    Obama has some nice words, but I tell you in the end NOTHING will change for the average American. The ultra poor may see some changes,but the average Middle class person will never see any help. Obama doesn't care for real change, only that it sounds good and looks good for his re-election campaign. Look at the lies he has already spoken re: the transparency over how the stimulus money is being spent. You should listen to some of your own reports on this matter, it will be sometime in October before any significant info is listed and by then it will be too late to stop the projects that are not related to rebuilding our infrastructure.
    Obama doesn't care and neither does big business care for the people who live here, they only care about the bottom line and how to feed the greed to make more money.

    May 11, 2009 at 12:54 pm |
  4. L. Caution

    Big deal. My insurance costs have gone up an AVERAGE of 9%/yr for each of the past 10 years. If I were 65 this year, my annual costs would jump from $700 to $1000/mo.

    Why don't you ever talk about the administrative costs of the health insurance companies? 8-30% of the premiums go to procedures & forms designed to deny treatment – to say nothing about those multi-million dollar executive salaries and profits?

    No, the problem is always the patient (for not eating right or checking costs before having something done) or the doctor. You never, ever, ever blame the insurance companies themselves.

    I wonder why.

    May 11, 2009 at 1:12 pm |
  5. Keith Holler in Arizona

    Here's the proof of the root of our healthcare problems. I just received a phone call from {prosthetics company} dropping this bombshell on me. Medicare will cover amputation and prosthetic leg but not the $60 compression socks I need to save my leg from the damage caused over the years from my Type 1 Diabetes. What the hell is wrong with this picture???

    May 11, 2009 at 1:19 pm |
  6. Mike

    Hi, I was in a vehicular accident that required 6-8 stitches but the hospital ran a battery of unnecessary tests such as MRI etc. totaling approx. $4,000. I was NOT given a chance before they hauled me to various testing departments. They stitched my hand last and upon my rebuke. It was too late to prevent all these AUTOMATIC expenses.

    May 11, 2009 at 1:24 pm |
  7. Andre Carruthers

    Speak the truth and speak it always – be honest be yourself these lessons still work for me...you should never be penalised for it.

    May 12, 2009 at 11:19 am |

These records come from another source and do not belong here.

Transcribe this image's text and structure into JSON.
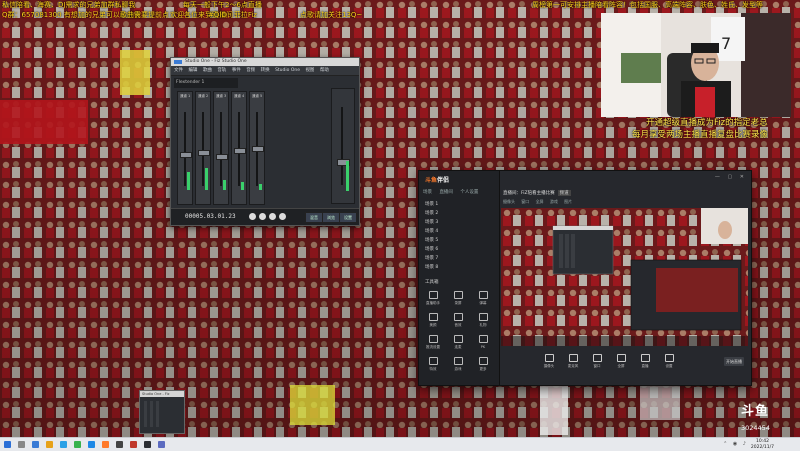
{
  "overlay_text": {
    "top_left_1": "私信陪看、海赛、DJ需求的兄弟加群私聊我",
    "top_left_2": "Q群：657081300  有想加的兄弟可以私信我",
    "top_center_1": "每天一般下午2～6点直播",
    "top_center_2": "歌曲需要提前点",
    "top_center_3": "欢迎各位来到直播间",
    "top_center_4": "#QID：菲拉Fiz",
    "top_follow": "点歌请加关注13Q~",
    "top_right_1": "周榜第一可安排主播陪看阵容！包括国服、高端阵容、肤色、姓氏、发型等",
    "right_1": "开通超级直播成为Fiz的指定老总",
    "right_2": "每月享受两场主播直播复盘比赛录像"
  },
  "studio_one": {
    "title": "Studio One - Fiz Studio One",
    "menu": [
      "文件",
      "编辑",
      "歌曲",
      "音轨",
      "事件",
      "音频",
      "转换",
      "Studio One",
      "视图",
      "帮助"
    ],
    "inspector": "Flextender 1",
    "channels": [
      "通道 1",
      "通道 2",
      "通道 3",
      "通道 4",
      "通道 5"
    ],
    "time": "00005.03.01.23",
    "right_buttons": [
      "混音",
      "浏览",
      "设置"
    ]
  },
  "broadcast_app": {
    "logo_prefix": "斗鱼",
    "logo_suffix": "伴侣",
    "tabs": [
      "场景",
      "直播间",
      "个人设置"
    ],
    "scenes": [
      "场景 1",
      "场景 2",
      "场景 3",
      "场景 4",
      "场景 5",
      "场景 6",
      "场景 7",
      "场景 8",
      "场景 9"
    ],
    "tools_label": "工具箱",
    "tools": [
      "直播助手",
      "录屏",
      "弹幕",
      "美颜",
      "音效",
      "礼物",
      "推流设置",
      "连麦",
      "PK",
      "特效",
      "游戏",
      "更多"
    ],
    "room_title": "直播间：FiZ陪看主播比赛",
    "room_tag": "频道",
    "subtabs": [
      "摄像头",
      "窗口",
      "全屏",
      "游戏",
      "图片"
    ],
    "controls": [
      "摄像头",
      "麦克风",
      "窗口",
      "全屏",
      "直播",
      "设置"
    ],
    "live_button": "开始直播"
  },
  "thumbnail_window": {
    "title": "Studio One - Fiz"
  },
  "douyu": {
    "logo": "斗鱼",
    "id": "3024454"
  },
  "taskbar": {
    "time": "10:42",
    "date": "2022/11/7"
  }
}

Post a comment


 

CNN welcomes a lively and courteous discussion as long as you follow the Rules of Conduct set forth in our Terms of Service. Comments are not pre-screened before they post. You agree that anything you post may be used, along with your name and profile picture, in accordance with our Privacy Policy and the license you have granted pursuant to our Terms of Service.